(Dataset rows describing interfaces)
------------------------------------------------------------------------
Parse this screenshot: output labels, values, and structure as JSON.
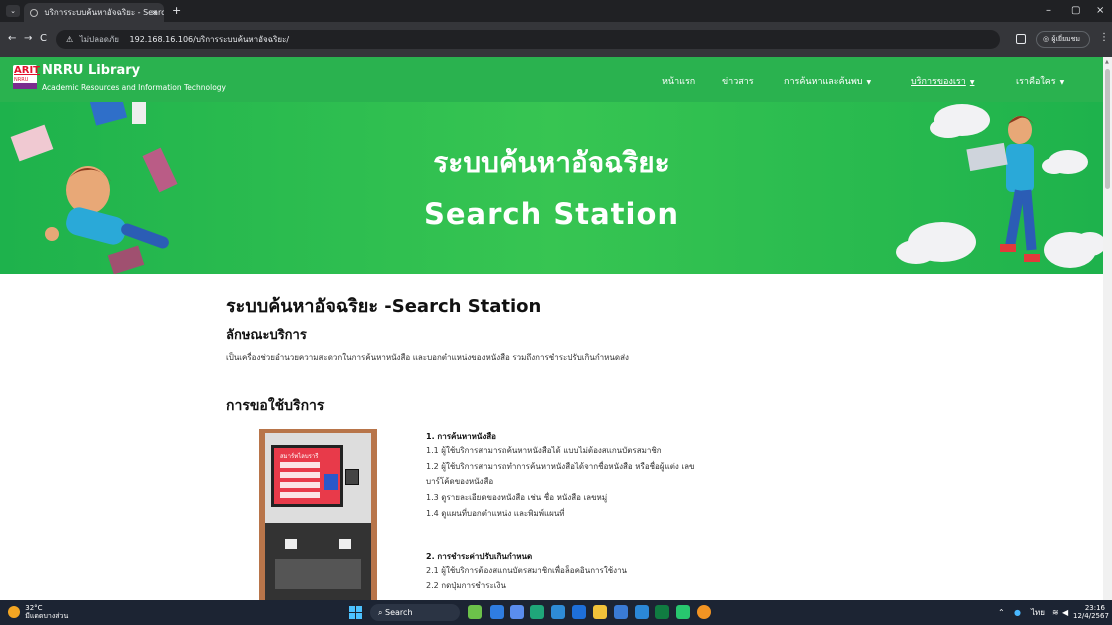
{
  "browser": {
    "tab_title": "บริการระบบค้นหาอัจฉริยะ - Search",
    "tab_close": "×",
    "new_tab": "+",
    "not_secure": "ไม่ปลอดภัย",
    "url": "192.168.16.106/บริการระบบค้นหาอัจฉริยะ/",
    "profile_label": "ผู้เยี่ยมชม",
    "minimize": "–",
    "restore": "▢",
    "close": "×",
    "back": "←",
    "forward": "→",
    "reload": "C",
    "menu": "⋮"
  },
  "site": {
    "logo_top": "ARIT",
    "logo_bottom": "NRRU",
    "brand": "NRRU Library",
    "brand_sub": "Academic Resources and Information Technology",
    "nav": [
      {
        "label": "หน้าแรก",
        "has_caret": false
      },
      {
        "label": "ข่าวสาร",
        "has_caret": false
      },
      {
        "label": "การค้นหาและค้นพบ",
        "has_caret": true
      },
      {
        "label": "บริการของเรา",
        "has_caret": true,
        "active": true
      },
      {
        "label": "เราคือใคร",
        "has_caret": true
      }
    ],
    "caret": "▼"
  },
  "hero": {
    "title_th": "ระบบค้นหาอัจฉริยะ",
    "title_en": "Search Station"
  },
  "content": {
    "page_title": "ระบบค้นหาอัจฉริยะ -Search Station",
    "section_features": "ลักษณะบริการ",
    "description": "เป็นเครื่องช่วยอำนวยความสะดวกในการค้นหาหนังสือ และบอกตำแหน่งของหนังสือ รวมถึงการชำระปรับเกินกำหนดส่ง",
    "section_request": "การขอใช้บริการ",
    "kiosk_screen_title": "สมาร์ทไลบรารี",
    "services": [
      {
        "heading": "1. การค้นหาหนังสือ",
        "items": [
          "1.1 ผู้ใช้บริการสามารถค้นหาหนังสือได้ แบบไม่ต้องสแกนบัตรสมาชิก",
          "1.2 ผู้ใช้บริการสามารถทำการค้นหาหนังสือได้จากชื่อหนังสือ หรือชื่อผู้แต่ง เลข",
          "บาร์โค้ดของหนังสือ",
          "1.3 ดูรายละเอียดของหนังสือ เช่น ชื่อ หนังสือ เลขหมู่",
          "1.4 ดูแผนที่บอกตำแหน่ง และพิมพ์แผนที่"
        ]
      },
      {
        "heading": "2. การชำระค่าปรับเกินกำหนด",
        "items": [
          "2.1 ผู้ใช้บริการต้องสแกนบัตรสมาชิกเพื่อล็อคอินการใช้งาน",
          "2.2 กดปุ่มการชำระเงิน"
        ]
      }
    ]
  },
  "taskbar": {
    "temperature": "32°C",
    "weather_text": "มีแดดบางส่วน",
    "search_label": "Search",
    "time": "23:16",
    "date": "12/4/2567",
    "ime": "ไทย"
  }
}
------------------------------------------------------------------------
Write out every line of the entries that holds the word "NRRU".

    "logo_bottom": "NRRU",
    "brand": "NRRU Library",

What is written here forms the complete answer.